What happened was truly horrific.
Tags: all the fandoms, American Horror Story, Angel, Avatar, Avatar: the Last Airbender, Buffy: the Vampire Slayer, Carnivale, comics, Community, Dark Angel, disability, District 9, Doctor Who, Dollhouse, fantasy, Farscape, film, Firefly, Game of Thrones, Harry Potter, horror, Inspector Gadget, literature, Lost, Once Upon a Time, Peter Pan, science fiction, Star Trek: TNG, Star Trek: TOS, Star Wars, television, The Evil Dead, The Hitchhiker's Guide to the Galaxy, Wicked, Wild Wild West, X-Men

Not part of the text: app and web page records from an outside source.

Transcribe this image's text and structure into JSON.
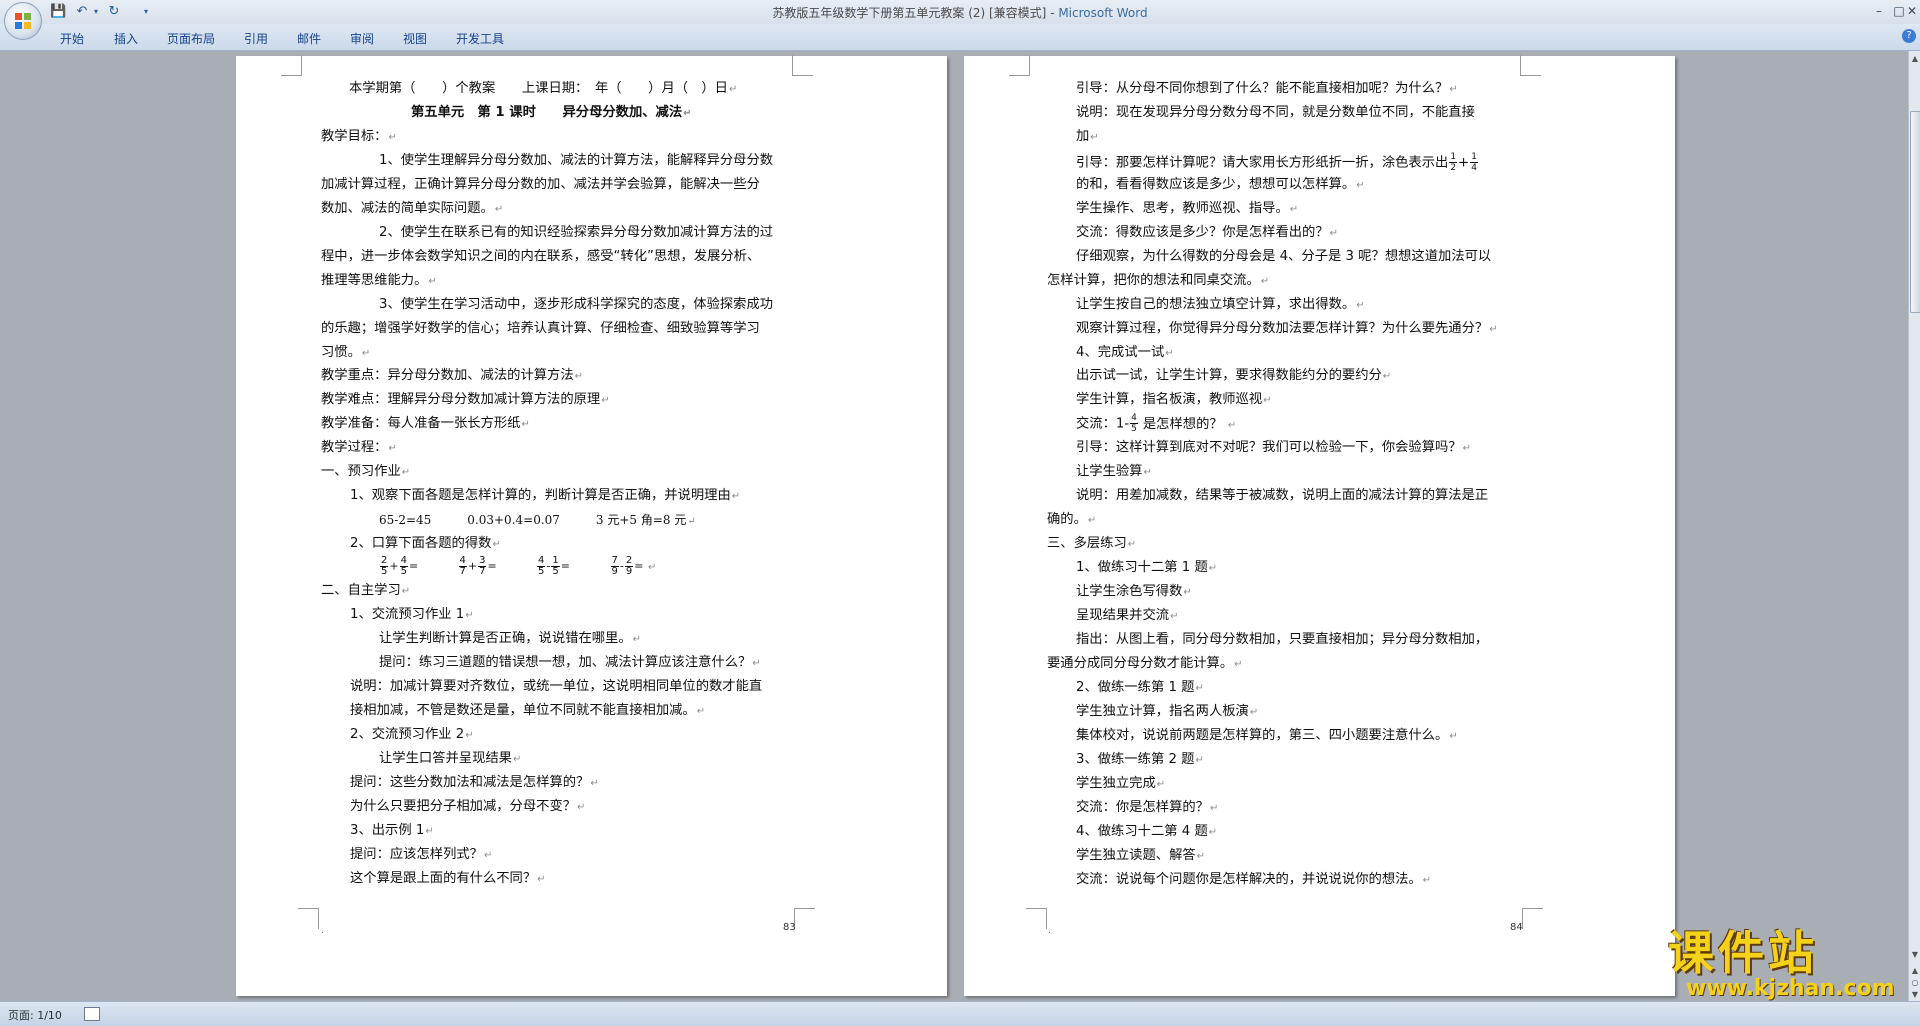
{
  "window": {
    "title": "苏教版五年级数学下册第五单元教案 (2) [兼容模式] - ",
    "app": "Microsoft Word"
  },
  "ribbon": {
    "tabs": [
      "开始",
      "插入",
      "页面布局",
      "引用",
      "邮件",
      "审阅",
      "视图",
      "开发工具"
    ]
  },
  "status": {
    "page": "页面: 1/10"
  },
  "page_left": {
    "page_number": "83",
    "lines": [
      "本学期第（　　）个教案　　上课日期：　年（　　）月（　）日",
      "第五单元　第 1 课时　　异分母分数加、减法",
      "教学目标：",
      "1、使学生理解异分母分数加、减法的计算方法，能解释异分母分数",
      "加减计算过程，正确计算异分母分数的加、减法并学会验算，能解决一些分",
      "数加、减法的简单实际问题。",
      "2、使学生在联系已有的知识经验探索异分母分数加减计算方法的过",
      "程中，进一步体会数学知识之间的内在联系，感受“转化”思想，发展分析、",
      "推理等思维能力。",
      "3、使学生在学习活动中，逐步形成科学探究的态度，体验探索成功",
      "的乐趣；增强学好数学的信心；培养认真计算、仔细检查、细致验算等学习",
      "习惯。",
      "教学重点：异分母分数加、减法的计算方法",
      "教学难点：理解异分母分数加减计算方法的原理",
      "教学准备：每人准备一张长方形纸",
      "教学过程：",
      "一、预习作业",
      "1、观察下面各题是怎样计算的，判断计算是否正确，并说明理由",
      "65-2=45　　　0.03+0.4=0.07　　　3 元+5 角=8 元",
      "2、口算下面各题的得数",
      "",
      "二、自主学习",
      "1、交流预习作业 1",
      "让学生判断计算是否正确，说说错在哪里。",
      "提问：练习三道题的错误想一想，加、减法计算应该注意什么？",
      "说明：加减计算要对齐数位，或统一单位，这说明相同单位的数才能直",
      "接相加减，不管是数还是量，单位不同就不能直接相加减。",
      "2、交流预习作业 2",
      "让学生口答并呈现结果",
      "提问：这些分数加法和减法是怎样算的？",
      "为什么只要把分子相加减，分母不变？",
      "3、出示例 1",
      "提问：应该怎样列式？",
      "这个算是跟上面的有什么不同？"
    ],
    "fractions": [
      {
        "a_num": "2",
        "a_den": "5",
        "op": "+",
        "b_num": "4",
        "b_den": "5",
        "eq": "="
      },
      {
        "a_num": "4",
        "a_den": "7",
        "op": "+",
        "b_num": "3",
        "b_den": "7",
        "eq": "="
      },
      {
        "a_num": "4",
        "a_den": "5",
        "op": "-",
        "b_num": "1",
        "b_den": "5",
        "eq": "="
      },
      {
        "a_num": "7",
        "a_den": "9",
        "op": "-",
        "b_num": "2",
        "b_den": "9",
        "eq": "="
      }
    ]
  },
  "page_right": {
    "page_number": "84",
    "lines": [
      "引导：从分母不同你想到了什么？能不能直接相加呢？为什么？",
      "说明：现在发现异分母分数分母不同，就是分数单位不同，不能直接",
      "加",
      "引导：那要怎样计算呢？请大家用长方形纸折一折，涂色表示出",
      "的和，看看得数应该是多少，想想可以怎样算。",
      "学生操作、思考，教师巡视、指导。",
      "交流：得数应该是多少？你是怎样看出的？",
      "仔细观察，为什么得数的分母会是 4、分子是 3 呢？想想这道加法可以",
      "怎样计算，把你的想法和同桌交流。",
      "让学生按自己的想法独立填空计算，求出得数。",
      "观察计算过程，你觉得异分母分数加法要怎样计算？为什么要先通分？",
      "4、完成试一试",
      "出示试一试，让学生计算，要求得数能约分的要约分",
      "学生计算，指名板演，教师巡视",
      "交流：1-",
      "是怎样想的？",
      "引导：这样计算到底对不对呢？我们可以检验一下，你会验算吗？",
      "让学生验算",
      "说明：用差加减数，结果等于被减数，说明上面的减法计算的算法是正",
      "确的。",
      "三、多层练习",
      "1、做练习十二第 1 题",
      "让学生涂色写得数",
      "呈现结果并交流",
      "指出：从图上看，同分母分数相加，只要直接相加；异分母分数相加，",
      "要通分成同分母分数才能计算。",
      "2、做练一练第 1 题",
      "学生独立计算，指名两人板演",
      "集体校对，说说前两题是怎样算的，第三、四小题要注意什么。",
      "3、做练一练第 2 题",
      "学生独立完成",
      "交流：你是怎样算的？",
      "4、做练习十二第 4 题",
      "学生独立读题、解答",
      "交流：说说每个问题你是怎样解决的，并说说说你的想法。"
    ],
    "frac_sum": {
      "a_num": "1",
      "a_den": "2",
      "op": "+",
      "b_num": "1",
      "b_den": "4"
    },
    "frac_sub": {
      "num": "4",
      "den": "5"
    }
  },
  "watermark": {
    "big": "课件站",
    "url": "www.kjzhan.com"
  }
}
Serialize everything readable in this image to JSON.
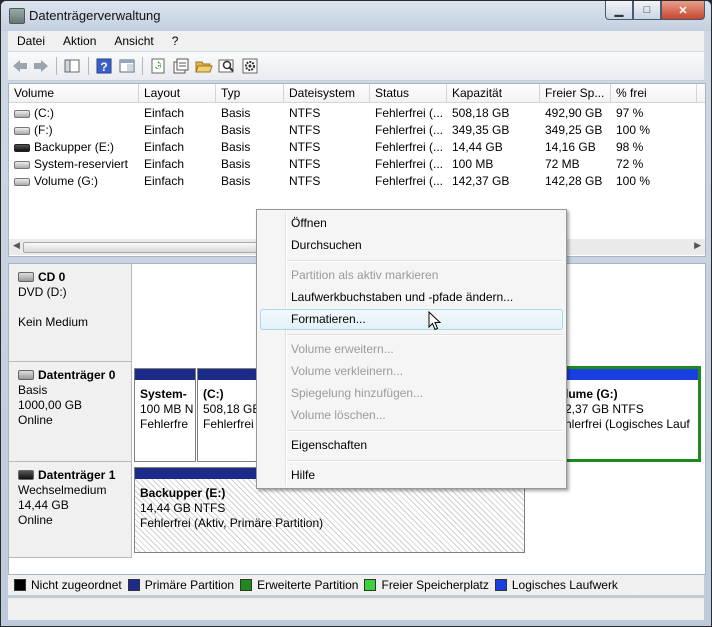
{
  "window": {
    "title": "Datenträgerverwaltung",
    "min_label": "▁",
    "max_label": "□",
    "close_label": "✕"
  },
  "menu": [
    "Datei",
    "Aktion",
    "Ansicht",
    "?"
  ],
  "columns": [
    "Volume",
    "Layout",
    "Typ",
    "Dateisystem",
    "Status",
    "Kapazität",
    "Freier Sp...",
    "% frei"
  ],
  "volumes": [
    {
      "name": "(C:)",
      "layout": "Einfach",
      "type": "Basis",
      "fs": "NTFS",
      "status": "Fehlerfrei (...",
      "capacity": "508,18 GB",
      "free": "492,90 GB",
      "pct": "97 %"
    },
    {
      "name": "(F:)",
      "layout": "Einfach",
      "type": "Basis",
      "fs": "NTFS",
      "status": "Fehlerfrei (...",
      "capacity": "349,35 GB",
      "free": "349,25 GB",
      "pct": "100 %"
    },
    {
      "name": "Backupper (E:)",
      "layout": "Einfach",
      "type": "Basis",
      "fs": "NTFS",
      "status": "Fehlerfrei (...",
      "capacity": "14,44 GB",
      "free": "14,16 GB",
      "pct": "98 %"
    },
    {
      "name": "System-reserviert",
      "layout": "Einfach",
      "type": "Basis",
      "fs": "NTFS",
      "status": "Fehlerfrei (...",
      "capacity": "100 MB",
      "free": "72 MB",
      "pct": "72 %"
    },
    {
      "name": "Volume (G:)",
      "layout": "Einfach",
      "type": "Basis",
      "fs": "NTFS",
      "status": "Fehlerfrei (...",
      "capacity": "142,37 GB",
      "free": "142,28 GB",
      "pct": "100 %"
    }
  ],
  "disks": [
    {
      "title": "CD 0",
      "line1": "DVD (D:)",
      "line2": "",
      "line3": "Kein Medium"
    },
    {
      "title": "Datenträger 0",
      "line1": "Basis",
      "line2": "1000,00 GB",
      "line3": "Online"
    },
    {
      "title": "Datenträger 1",
      "line1": "Wechselmedium",
      "line2": "14,44 GB",
      "line3": "Online"
    }
  ],
  "partitions": {
    "sysres": {
      "name": "System-",
      "size": "100 MB N",
      "status": "Fehlerfre"
    },
    "c": {
      "name": "(C:)",
      "size": "508,18 GB",
      "status": "Fehlerfrei"
    },
    "g": {
      "name": "lume  (G:)",
      "size": "2,37 GB NTFS",
      "status": "hlerfrei (Logisches Lauf"
    },
    "e": {
      "name": "Backupper  (E:)",
      "size": "14,44 GB NTFS",
      "status": "Fehlerfrei (Aktiv, Primäre Partition)"
    }
  },
  "legend": [
    {
      "label": "Nicht zugeordnet",
      "color": "#000000"
    },
    {
      "label": "Primäre Partition",
      "color": "#1b2b8a"
    },
    {
      "label": "Erweiterte Partition",
      "color": "#1e8a1e"
    },
    {
      "label": "Freier Speicherplatz",
      "color": "#3bd23b"
    },
    {
      "label": "Logisches Laufwerk",
      "color": "#1a3fe0"
    }
  ],
  "context_menu": [
    {
      "label": "Öffnen",
      "enabled": true
    },
    {
      "label": "Durchsuchen",
      "enabled": true
    },
    {
      "label": "Partition als aktiv markieren",
      "enabled": false
    },
    {
      "label": "Laufwerkbuchstaben und -pfade ändern...",
      "enabled": true
    },
    {
      "label": "Formatieren...",
      "enabled": true
    },
    {
      "label": "Volume erweitern...",
      "enabled": false
    },
    {
      "label": "Volume verkleinern...",
      "enabled": false
    },
    {
      "label": "Spiegelung hinzufügen...",
      "enabled": false
    },
    {
      "label": "Volume löschen...",
      "enabled": false
    },
    {
      "label": "Eigenschaften",
      "enabled": true
    },
    {
      "label": "Hilfe",
      "enabled": true
    }
  ]
}
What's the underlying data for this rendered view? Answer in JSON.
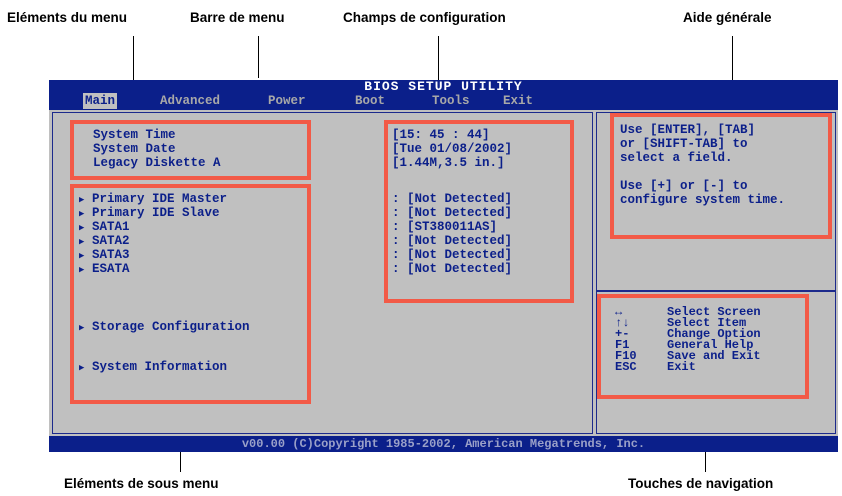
{
  "callouts": {
    "menu_items": "Eléments du menu",
    "menu_bar": "Barre de menu",
    "config_fields": "Champs de configuration",
    "general_help": "Aide générale",
    "submenu_items": "Eléments de sous menu",
    "nav_keys": "Touches de navigation"
  },
  "bios": {
    "title": "BIOS SETUP UTILITY",
    "menus": [
      "Main",
      "Advanced",
      "Power",
      "Boot",
      "Tools",
      "Exit"
    ],
    "active_menu": "Main",
    "items": [
      {
        "label": "System Time",
        "value": "[15: 45 : 44]"
      },
      {
        "label": "System Date",
        "value": "[Tue 01/08/2002]"
      },
      {
        "label": "Legacy Diskette A",
        "value": "[1.44M,3.5 in.]"
      }
    ],
    "submenu_items": [
      {
        "label": "Primary IDE Master",
        "value": ": [Not Detected]"
      },
      {
        "label": "Primary IDE Slave",
        "value": ": [Not Detected]"
      },
      {
        "label": "SATA1",
        "value": ": [ST380011AS]"
      },
      {
        "label": "SATA2",
        "value": ": [Not Detected]"
      },
      {
        "label": "SATA3",
        "value": ": [Not Detected]"
      },
      {
        "label": "ESATA",
        "value": ": [Not Detected]"
      }
    ],
    "storage_config": "Storage Configuration",
    "system_info": "System Information",
    "help_text": [
      "Use [ENTER], [TAB]",
      "or [SHIFT-TAB] to",
      "select a field.",
      "",
      "Use [+] or [-] to",
      "configure system time."
    ],
    "nav": [
      {
        "key": "↔",
        "desc": "Select Screen"
      },
      {
        "key": "↑↓",
        "desc": "Select Item"
      },
      {
        "key": "+-",
        "desc": "Change Option"
      },
      {
        "key": "F1",
        "desc": "General Help"
      },
      {
        "key": "F10",
        "desc": "Save and Exit"
      },
      {
        "key": "ESC",
        "desc": "Exit"
      }
    ],
    "copyright": "v00.00 (C)Copyright 1985-2002, American Megatrends, Inc."
  },
  "colors": {
    "bios_blue": "#0b1f8a",
    "bios_gray": "#c0c0c0",
    "highlight_red": "#f25a47"
  }
}
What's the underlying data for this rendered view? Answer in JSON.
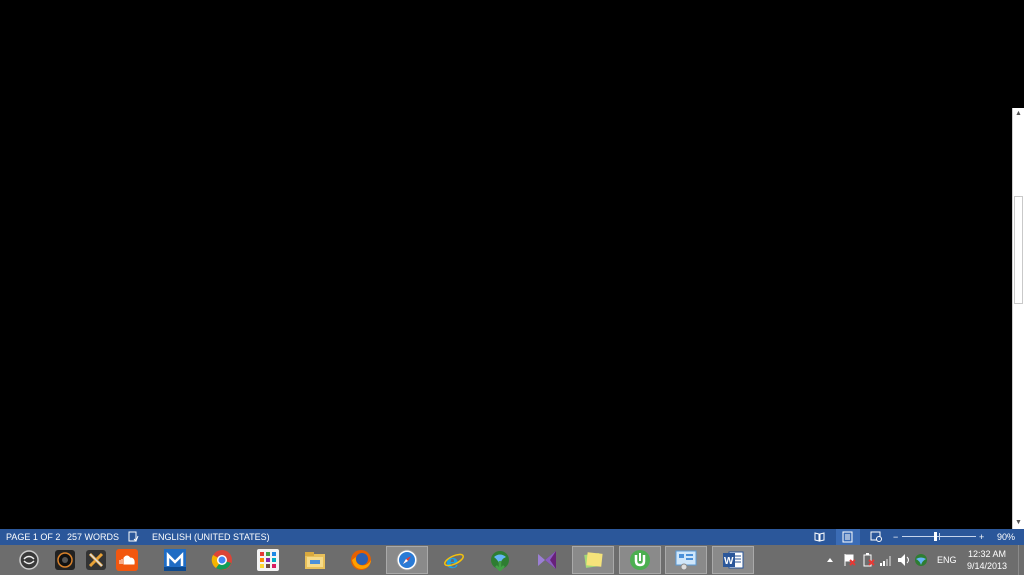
{
  "statusbar": {
    "page": "PAGE 1 OF 2",
    "words": "257 WORDS",
    "language": "ENGLISH (UNITED STATES)",
    "zoom_minus": "−",
    "zoom_plus": "+",
    "zoom": "90%"
  },
  "taskbar": {
    "apps": [
      "start-swirl-icon",
      "camera-icon",
      "tools-icon",
      "soundcloud-icon",
      "maxthon-icon",
      "chrome-icon",
      "apps-grid-icon",
      "file-explorer-icon",
      "firefox-icon",
      "safari-icon",
      "internet-explorer-icon",
      "idm-icon",
      "visual-studio-icon",
      "sticky-notes-icon",
      "utorrent-icon",
      "control-panel-icon",
      "word-icon"
    ],
    "tray": {
      "language": "ENG",
      "time": "12:32 AM",
      "date": "9/14/2013"
    }
  },
  "colors": {
    "statusbar_bg": "#2b579a",
    "taskbar_bg": "#6d6d6d",
    "document_bg": "#000000"
  }
}
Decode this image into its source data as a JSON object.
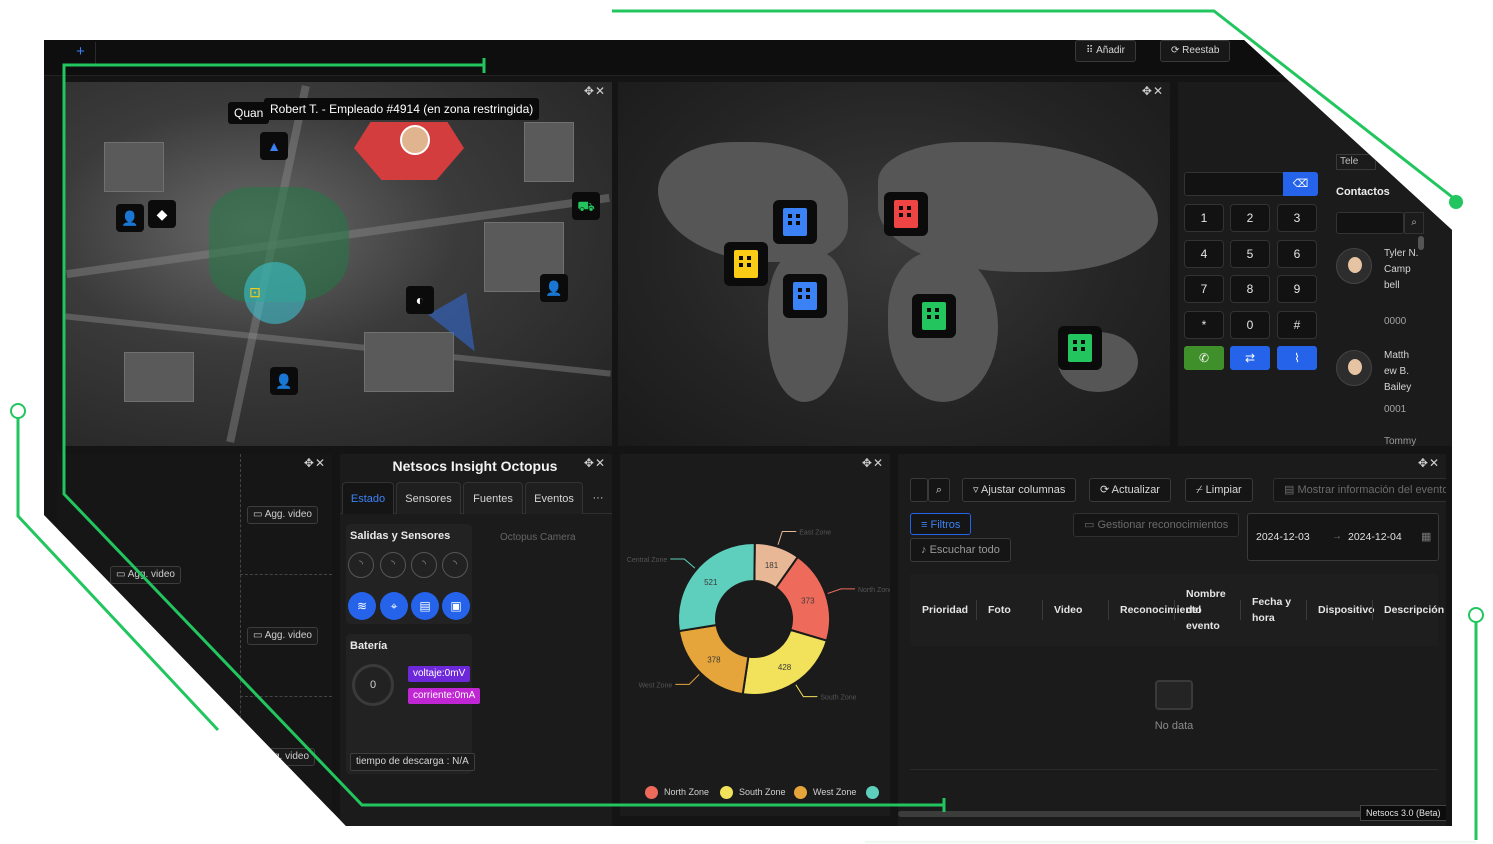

Over Christmas dinner, I was telling my family that I wanted to write about disability in science fiction. My future brother-in-law, who is a big sci-fi fan, was doubtful that disability was covered often enough in sf for me to study it. (He had previously asked me if there was enough material to warrant doctoral programs in women’s studies. Apparently, he hadn’t heard that women and girls make up a little over half of the world’s population.) After that, I got to thinking about it and started to compile a mental list of characters with disabilities and disability themes in sci-fi/fantasy. In the interest of appealing to my fairly concrete minded brother-in-law, this list is limited to characters who would be read as having a disability in the US in 2012 rather than characters who demonstrate that disability is on a spectrum and culturally relative. The latter will come later. Without any further ado, I give you my rudimentary rundown of disability in sci-fi/fantasy.* You are forewarned: here be spoilers. Continue reading ‘Disability in my sci-fi?’